**Element data from apps and pages:**
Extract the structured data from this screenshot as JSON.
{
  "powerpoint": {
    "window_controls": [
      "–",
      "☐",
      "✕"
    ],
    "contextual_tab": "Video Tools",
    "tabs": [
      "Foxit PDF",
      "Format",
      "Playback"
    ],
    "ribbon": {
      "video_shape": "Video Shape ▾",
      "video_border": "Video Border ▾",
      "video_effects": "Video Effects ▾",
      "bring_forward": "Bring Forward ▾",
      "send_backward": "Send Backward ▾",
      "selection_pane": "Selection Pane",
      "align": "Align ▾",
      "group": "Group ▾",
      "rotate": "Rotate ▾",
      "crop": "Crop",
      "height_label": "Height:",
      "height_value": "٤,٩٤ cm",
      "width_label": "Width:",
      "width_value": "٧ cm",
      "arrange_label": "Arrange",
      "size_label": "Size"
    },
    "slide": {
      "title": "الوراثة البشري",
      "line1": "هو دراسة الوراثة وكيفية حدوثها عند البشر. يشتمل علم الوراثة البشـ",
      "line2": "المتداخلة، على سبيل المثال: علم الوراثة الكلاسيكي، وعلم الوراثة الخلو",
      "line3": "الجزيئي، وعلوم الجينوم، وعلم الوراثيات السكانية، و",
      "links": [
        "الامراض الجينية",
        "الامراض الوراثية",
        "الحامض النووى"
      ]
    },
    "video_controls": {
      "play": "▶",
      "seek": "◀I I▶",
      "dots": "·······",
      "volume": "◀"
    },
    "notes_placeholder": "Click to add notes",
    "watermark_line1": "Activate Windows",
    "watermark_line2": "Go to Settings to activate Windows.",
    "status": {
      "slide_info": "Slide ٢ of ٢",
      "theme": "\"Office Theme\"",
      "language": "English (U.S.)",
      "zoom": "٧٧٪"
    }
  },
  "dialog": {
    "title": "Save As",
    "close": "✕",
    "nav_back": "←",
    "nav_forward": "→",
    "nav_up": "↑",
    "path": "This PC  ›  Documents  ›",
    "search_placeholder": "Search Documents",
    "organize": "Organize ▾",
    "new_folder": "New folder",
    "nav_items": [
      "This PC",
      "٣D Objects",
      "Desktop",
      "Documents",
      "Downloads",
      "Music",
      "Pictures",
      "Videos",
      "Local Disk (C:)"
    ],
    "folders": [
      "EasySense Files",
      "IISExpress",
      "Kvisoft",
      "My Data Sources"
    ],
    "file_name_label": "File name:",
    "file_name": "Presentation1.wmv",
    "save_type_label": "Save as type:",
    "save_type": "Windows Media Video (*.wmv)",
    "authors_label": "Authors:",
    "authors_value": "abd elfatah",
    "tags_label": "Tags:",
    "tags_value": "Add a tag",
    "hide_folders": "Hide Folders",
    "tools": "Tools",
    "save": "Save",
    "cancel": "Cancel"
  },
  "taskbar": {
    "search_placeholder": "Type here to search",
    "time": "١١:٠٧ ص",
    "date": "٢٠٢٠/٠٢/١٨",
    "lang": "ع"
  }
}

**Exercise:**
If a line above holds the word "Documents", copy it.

**Response to the exercise:**
    "path": "This PC  ›  Documents  ›",
    "search_placeholder": "Search Documents",
      "Documents",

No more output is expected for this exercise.